Introduction: Cerebral angiography performed after aneurysm surgery can identify causes of morbidity and mortality that may be corrected. The risks and benefits of angiography that is performed after aneurysm surgery, however, have not been clearly defined. We therefore reviewed our experience with postoperative angiography to determine its dangers and benefits.
Methods: During 10 years, 543 consecutive patients received treatment for cerebral aneurysms. A retrospective analysis of 597 diagnostic angiograms obtained after aneurysm surgery for 494 of these patients was performed.
Results: Catheter-induced vessel spasm and dissection, occurring most frequently in the internal carotid artery, were observed in seven (1.2%) and six (1%) studies, respectively. No angiography-associated strokes were identified. No association between age, smoking, hypertension, blood pressure, atherosclerosis, or severe vasospasm and angiographic complications was observed. Aneurysm remnants were identified in 36 (5.7%) of the 637 aneurysms that were surgically treated. Atherosclerosis (P < 0.01) or multiple clip applications (P < 0.01) were significantly associated with aneurysm remnants. Angiographic vessel occlusion was observed in 28 (5.7%) patients and resulted in stroke in 14 of these patients. Vessel occlusion was significantly associated with increasing aneurysm size (P < 0.001), atherosclerosis (P < 0.001), temporary clips (P < 0.001), multiple clips (P=0.03), multiple clip applications (P=0.001), and a new postoperative neurological deficit (P=0.002). Severe vasospasm and newly identified aneurysms were observed in 51 and 16 patients, respectively.
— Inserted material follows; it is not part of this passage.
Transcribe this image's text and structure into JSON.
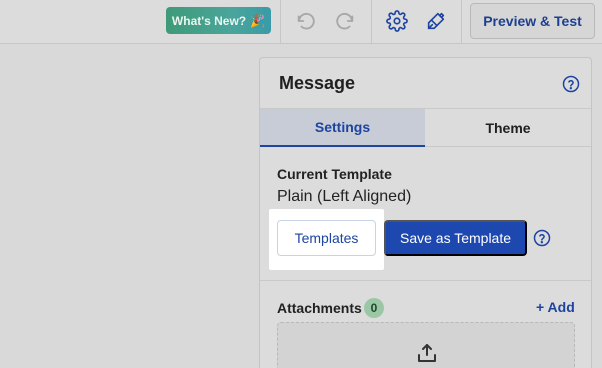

Conclusion: Angiography after aneurysm surgery is safe and can be routinely performed. Angiography after aneurysm surgery should be particularly considered for patients with large aneurysms or cerebrovascular atherosclerosis and for those who develop new postoperative neurological deficits.